[Element data from apps and pages]
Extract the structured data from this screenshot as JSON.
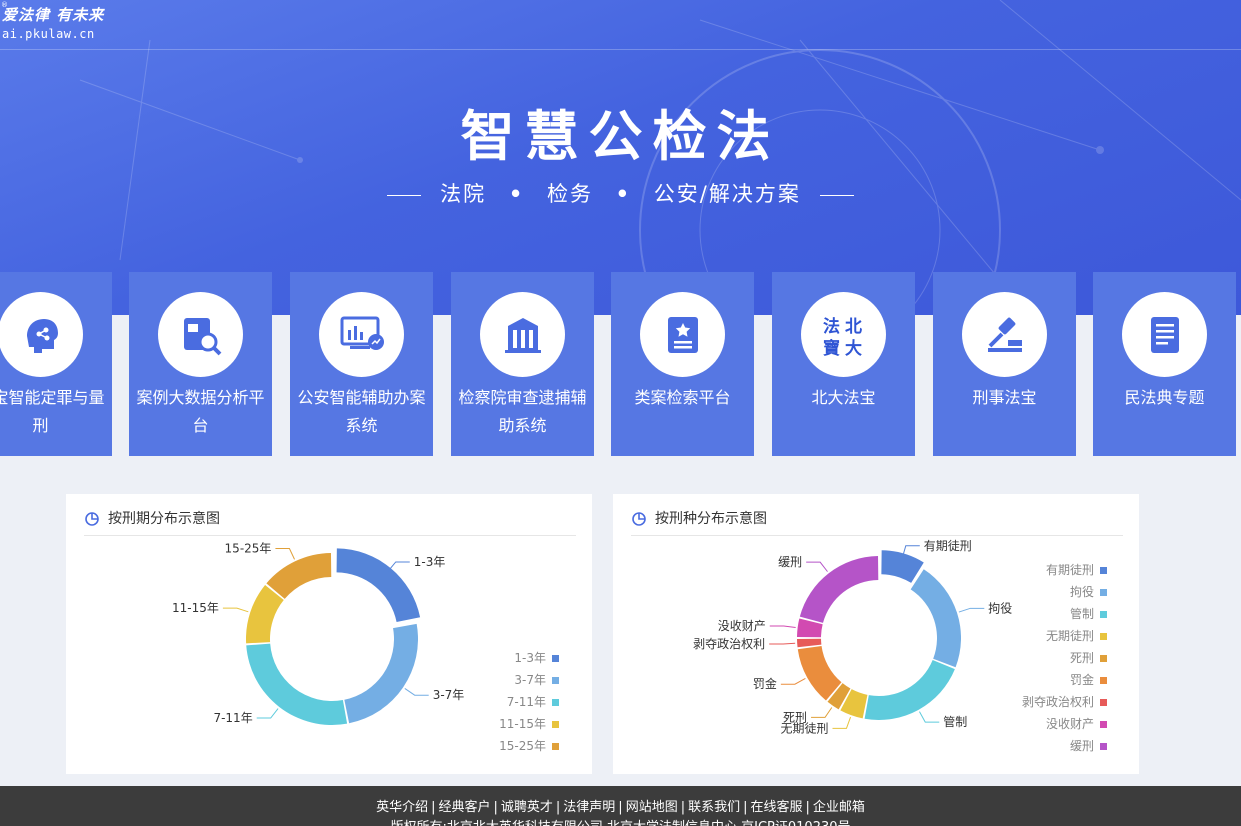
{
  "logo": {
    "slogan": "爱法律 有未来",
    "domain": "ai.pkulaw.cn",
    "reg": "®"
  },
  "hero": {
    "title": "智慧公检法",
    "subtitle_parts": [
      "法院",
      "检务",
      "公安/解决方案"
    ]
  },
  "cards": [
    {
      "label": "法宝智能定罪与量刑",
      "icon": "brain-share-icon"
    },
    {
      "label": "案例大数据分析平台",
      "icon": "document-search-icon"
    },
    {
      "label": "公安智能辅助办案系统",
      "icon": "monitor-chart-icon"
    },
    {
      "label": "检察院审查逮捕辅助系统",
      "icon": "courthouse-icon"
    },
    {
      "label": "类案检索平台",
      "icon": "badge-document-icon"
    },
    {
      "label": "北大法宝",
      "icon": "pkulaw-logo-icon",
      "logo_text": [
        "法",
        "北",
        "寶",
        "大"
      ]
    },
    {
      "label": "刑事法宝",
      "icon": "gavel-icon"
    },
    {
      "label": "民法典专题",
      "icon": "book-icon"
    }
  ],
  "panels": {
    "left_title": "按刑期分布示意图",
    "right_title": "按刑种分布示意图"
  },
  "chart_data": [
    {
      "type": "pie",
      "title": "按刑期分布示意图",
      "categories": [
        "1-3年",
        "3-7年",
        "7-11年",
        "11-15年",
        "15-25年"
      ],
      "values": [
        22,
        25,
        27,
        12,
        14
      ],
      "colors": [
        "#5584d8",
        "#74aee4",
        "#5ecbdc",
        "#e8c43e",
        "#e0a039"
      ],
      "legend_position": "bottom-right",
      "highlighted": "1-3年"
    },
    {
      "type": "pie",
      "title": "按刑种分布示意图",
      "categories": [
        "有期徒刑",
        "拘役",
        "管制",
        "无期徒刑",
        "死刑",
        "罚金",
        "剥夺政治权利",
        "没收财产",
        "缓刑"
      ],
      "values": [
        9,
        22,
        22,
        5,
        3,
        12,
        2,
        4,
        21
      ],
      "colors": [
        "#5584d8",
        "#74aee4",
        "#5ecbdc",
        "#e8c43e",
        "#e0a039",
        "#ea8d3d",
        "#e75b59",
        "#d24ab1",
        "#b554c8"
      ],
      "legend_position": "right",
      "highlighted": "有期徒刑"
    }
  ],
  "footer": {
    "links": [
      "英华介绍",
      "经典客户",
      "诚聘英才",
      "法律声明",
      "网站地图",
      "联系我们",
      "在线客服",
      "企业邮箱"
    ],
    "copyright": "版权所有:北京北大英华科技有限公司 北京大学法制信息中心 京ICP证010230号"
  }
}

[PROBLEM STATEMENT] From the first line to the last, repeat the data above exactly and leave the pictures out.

[SOLUTION TO THIS PROBLEM]
Extract the structured data from this screenshot as JSON.
{
  "logo": {
    "slogan": "爱法律 有未来",
    "domain": "ai.pkulaw.cn",
    "reg": "®"
  },
  "hero": {
    "title": "智慧公检法",
    "subtitle_parts": [
      "法院",
      "检务",
      "公安/解决方案"
    ]
  },
  "cards": [
    {
      "label": "法宝智能定罪与量刑",
      "icon": "brain-share-icon"
    },
    {
      "label": "案例大数据分析平台",
      "icon": "document-search-icon"
    },
    {
      "label": "公安智能辅助办案系统",
      "icon": "monitor-chart-icon"
    },
    {
      "label": "检察院审查逮捕辅助系统",
      "icon": "courthouse-icon"
    },
    {
      "label": "类案检索平台",
      "icon": "badge-document-icon"
    },
    {
      "label": "北大法宝",
      "icon": "pkulaw-logo-icon",
      "logo_text": [
        "法",
        "北",
        "寶",
        "大"
      ]
    },
    {
      "label": "刑事法宝",
      "icon": "gavel-icon"
    },
    {
      "label": "民法典专题",
      "icon": "book-icon"
    }
  ],
  "panels": {
    "left_title": "按刑期分布示意图",
    "right_title": "按刑种分布示意图"
  },
  "chart_data": [
    {
      "type": "pie",
      "title": "按刑期分布示意图",
      "categories": [
        "1-3年",
        "3-7年",
        "7-11年",
        "11-15年",
        "15-25年"
      ],
      "values": [
        22,
        25,
        27,
        12,
        14
      ],
      "colors": [
        "#5584d8",
        "#74aee4",
        "#5ecbdc",
        "#e8c43e",
        "#e0a039"
      ],
      "legend_position": "bottom-right",
      "highlighted": "1-3年"
    },
    {
      "type": "pie",
      "title": "按刑种分布示意图",
      "categories": [
        "有期徒刑",
        "拘役",
        "管制",
        "无期徒刑",
        "死刑",
        "罚金",
        "剥夺政治权利",
        "没收财产",
        "缓刑"
      ],
      "values": [
        9,
        22,
        22,
        5,
        3,
        12,
        2,
        4,
        21
      ],
      "colors": [
        "#5584d8",
        "#74aee4",
        "#5ecbdc",
        "#e8c43e",
        "#e0a039",
        "#ea8d3d",
        "#e75b59",
        "#d24ab1",
        "#b554c8"
      ],
      "legend_position": "right",
      "highlighted": "有期徒刑"
    }
  ],
  "footer": {
    "links": [
      "英华介绍",
      "经典客户",
      "诚聘英才",
      "法律声明",
      "网站地图",
      "联系我们",
      "在线客服",
      "企业邮箱"
    ],
    "copyright": "版权所有:北京北大英华科技有限公司 北京大学法制信息中心 京ICP证010230号"
  }
}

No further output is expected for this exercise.